Book review: Steven Pearlstein’s ‘Can American Capitalism Survive?’

Federal workers left unpaid or furloughed by the extended partial government shutdown stand in line for fresh food and coffee at the World Central Kitchen, a volunteer emergency kitchen run by Chef Jose Andres, in Washington, U.S. January 16, 2019. REUTERS/Jonathan Ernst - RC1E76F9E110
Editor's note:

This article originally appeared in Real Clear Markets on January 16, 2019.

Steven Pearlstein, the pulitzer-prize winning business columnist for the Washington Post, has written a book that provides a trenchant critique of contemporary capitalism in the United States.  In “Can American Capitalism Survive,” he has dug beneath the surface of contemporary discontents in a carefully researched new book. After decades of slow growth, rising inequality, political polarization, and declining public trust in most of our institutions, including big business, a fundamental look at how our economy works is in order. One doesn’t have to agree with all of Pearlstein’s arguments to welcome his valuable effort to unpack why the existing rationale for capitalism is flawed. To be sure, he often wears his idealism on his sleeve, and his recommendations are, to my way of thinking, less convincing than his diagnosis, but we are badly in need of new ideas that challenge the reigning paradigm of how the economy works.

Let me take his critique of capitalism one element at a time.

His first point is that markets don’t always produce optimal outcomes. Every economics 101 student knows that the invisible hand and self-interest can deliver many benefits but that self-interest by itself cannot deal with the larger issue of what kind of society we want to live in. Markets are amoral. They cannot be left to decide what benefits should be provided to the least well-off, what kind of environment our children will inherit, and what kind of guard rails are needed to maintain competition and prevent unchecked economic power from influencing the political system.

His second point is that wages don’t always equal productivity.  In fact, wage growth has lagged well behind productivity growth in recent decades, wage levels for workers with comparable education and experience vary sharply across firms—a result that shouldn’t occur in a competitive economy—and more and more of our national income is going to shareholders rather than to the workers that helped to produce it.

His third point is that we don’t have the kind of equal opportunity enshrined in our founding documents and in our continuing belief in meritocracy.  We don’t get to pick our parents, our genetic endowments, our neighborhoods, or our early schooling. Today’s high levels of inequality may beget even less opportunity in the future and may even slow economic growth once it reaches the point where its incentivizing effects are offset by its negative effects on social trust, productivity, and political stability.

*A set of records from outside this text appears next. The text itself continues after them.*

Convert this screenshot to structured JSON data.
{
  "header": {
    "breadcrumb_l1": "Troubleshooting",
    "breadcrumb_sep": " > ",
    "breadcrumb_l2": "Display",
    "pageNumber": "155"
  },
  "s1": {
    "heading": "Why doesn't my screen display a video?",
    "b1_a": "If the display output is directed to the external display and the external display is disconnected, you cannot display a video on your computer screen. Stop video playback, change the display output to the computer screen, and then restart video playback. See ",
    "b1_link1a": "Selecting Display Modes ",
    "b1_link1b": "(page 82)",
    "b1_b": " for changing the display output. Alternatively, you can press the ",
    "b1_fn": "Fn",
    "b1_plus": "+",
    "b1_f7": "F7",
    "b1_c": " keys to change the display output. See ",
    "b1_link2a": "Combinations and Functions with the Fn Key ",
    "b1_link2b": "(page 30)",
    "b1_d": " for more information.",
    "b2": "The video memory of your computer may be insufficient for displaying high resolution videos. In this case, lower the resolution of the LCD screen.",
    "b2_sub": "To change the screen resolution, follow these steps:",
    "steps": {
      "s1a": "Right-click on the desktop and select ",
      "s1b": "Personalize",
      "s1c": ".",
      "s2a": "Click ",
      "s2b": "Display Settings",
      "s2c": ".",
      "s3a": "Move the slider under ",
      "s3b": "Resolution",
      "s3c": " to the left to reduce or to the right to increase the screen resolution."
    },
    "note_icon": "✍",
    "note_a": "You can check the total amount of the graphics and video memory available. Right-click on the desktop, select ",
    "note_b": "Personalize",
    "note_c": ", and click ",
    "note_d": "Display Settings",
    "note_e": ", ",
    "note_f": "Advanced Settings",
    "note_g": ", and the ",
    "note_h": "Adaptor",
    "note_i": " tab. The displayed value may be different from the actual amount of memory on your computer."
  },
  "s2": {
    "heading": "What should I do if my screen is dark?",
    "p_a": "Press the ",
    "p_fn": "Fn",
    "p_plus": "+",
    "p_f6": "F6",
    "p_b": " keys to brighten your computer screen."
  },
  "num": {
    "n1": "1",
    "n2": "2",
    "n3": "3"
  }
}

His final point is that fear of modest redistribution, on the grounds that it will undermine economic growth, is misplaced. He admits that too much redistribution could have adverse effects and that socialism is not the answer.  Moreover, liberals have never defined just how much redistribution is enough. Still, the idea that there is always and everywhere a trade-off between equity and efficiency is just plain wrong.

In sum, and in Pearlstein’s own words, “greed is not good, people aren’t always worth what they are paid, opportunity is not equal and more fairness won’t make you poor.” Overall, the book lands devastating blows on the intellectual foundations of neoliberalism. What should replace it is far from clear.